‘Nutrition – Keep It Simple’ with OnPoint Nutrition

By
Britney Kennedy
 | [Originally Curated for OnPoint-Nutrition.com]
With so many fad diets, juice cleanses, weight loss
supplements and meal delivery services out there, it’s hard to
know what’s truly healthy. Paleo? Optifast? Green smoothies? What
really works?

This is when I like to take a deep breath and go back to the
research. Womp womp. Not a very glamorous task, but here in the
U.S., a team of professionals re-evaluates these guidelines every 5
years! Enter… the Dietary Guidelines for Americans (DGA).

What are the dietary guidelines?
An official set of nutrition recommendations published every 5
years by the U.S. Government.
The government? That sounds shady.  OK, by government I mean
health professionals who are hired by the government–these are
physicians, dietitians, PhDs, and public health experts who make up
an
advisory committee.  Their job is to sift through the most
recent research on nutrition, and create a  report on their
findings.
Why do we need them?
Just like in any science, there are always new discoveries in
nutrition. 60 years ago, butter had its own food group. 60
years from now, we might discover kale is actually bad for us (not
likely, but you never know). So, we do our best to stay up on the
research, see how various nutrients and foods affect our health,
and try to do what’s best for us right now. The dietary
guidelines are also what dictate our food graphics (i.e.
the Food pyramid, and now MyPlate).
OK so what’s the latest?
A new set dietary guidelines was published in 2015 and in a
nutshell, here’s what they said:
Portion cups and spoons of healthy ingredients on wooden table
  • What Americans eat: No surprises here. We eat too much
    saturated fat, sodium and calories. We also eat too little fiber,
    vitamins (A, D, E, C) and minerals (folate, calcium, magnesium,
    potassium).
  • What Americans should eat:
    • MORE vegetables, fruit, whole grains, seafood, legumes and
      nuts
    • SOME low- and non-fat dairy products
    • LESS red and processed meat
    • EVEN LESS sugar-sweetened foods and beverages and refined
      grains
Any ideas on how to do this?

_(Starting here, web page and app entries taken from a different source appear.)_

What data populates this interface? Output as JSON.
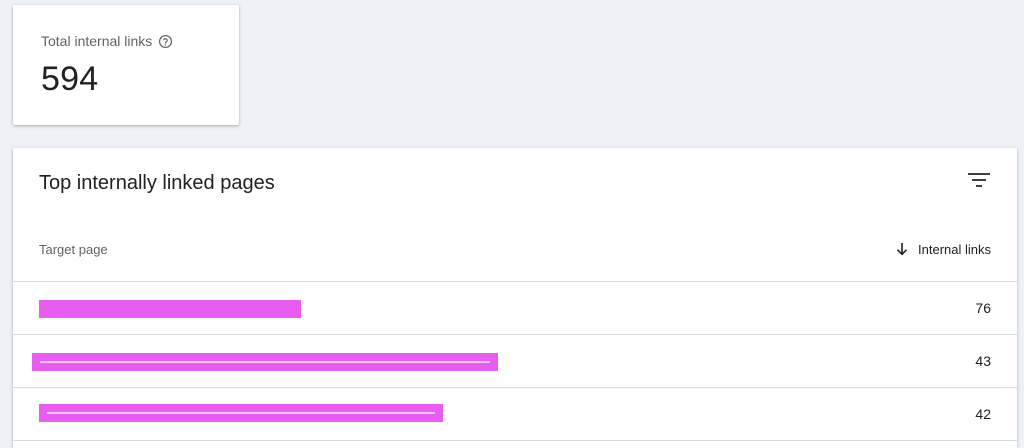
{
  "summary": {
    "label": "Total internal links",
    "value": "594",
    "help_icon": "help-circle-icon"
  },
  "table_card": {
    "title": "Top internally linked pages",
    "filter_icon": "filter-list-icon",
    "columns": {
      "target_page": "Target page",
      "internal_links": "Internal links",
      "sort_icon": "arrow-down-icon"
    },
    "rows": [
      {
        "target_page": "",
        "internal_links": "76"
      },
      {
        "target_page": "",
        "internal_links": "43"
      },
      {
        "target_page": "",
        "internal_links": "42"
      }
    ]
  },
  "colors": {
    "background": "#eef1f7",
    "card": "#ffffff",
    "redaction": "#e85cf0",
    "divider": "#dadce0"
  }
}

image-1

Yes. The DGA also nicely outlined three different “dietary
patterns” that would help achieve these suggestions. *Note,
these are not diets, cleanses or superfoods. We’re talking
lifelong ‘patterns’ of 
eating. The reason Mediterranean and Vegetarian patterns are
included is due to research showing
people who follow these patterns of eating have lower body
weight, longer lives, and overall better health.
Healthy American – This is what we would
eat in a perfect world. Nice appropriate portion sizes of fruits,
vegetables, whole grains, lean protein and dairy.
Mediterranean – Also emphasizes the five
food groups, but favors beans, legumes, nuts and seafood over
poultry, red meat and dairy. Big fans of “healthy fats” like
olive oil, avocado and nuts.
Healthy Vegetarian – Takes out meat,
poultry and seafood altogether and replaces it with soy, legumes,
nuts and seeds. Again, emphasizes five food groups.
Check out this chart, which shows how these three eating
patterns are almost exactly the same.
chart for diets
What’s the bottom line?

These three patterns all emphasize the same two points —

  1. Maximize on nutrient dense foods like fruits, vegetables, whole
    grains, lean protein and dairy.
  2. Highly limit your discretionary calories to less than 200 a
    day, if that.
So next time see an ad or article for the latest diet trend,
take a deep breath and come back to the research.. In the end,
it’s very simple– eat from the five food groups every day, and
keep an eye on portions!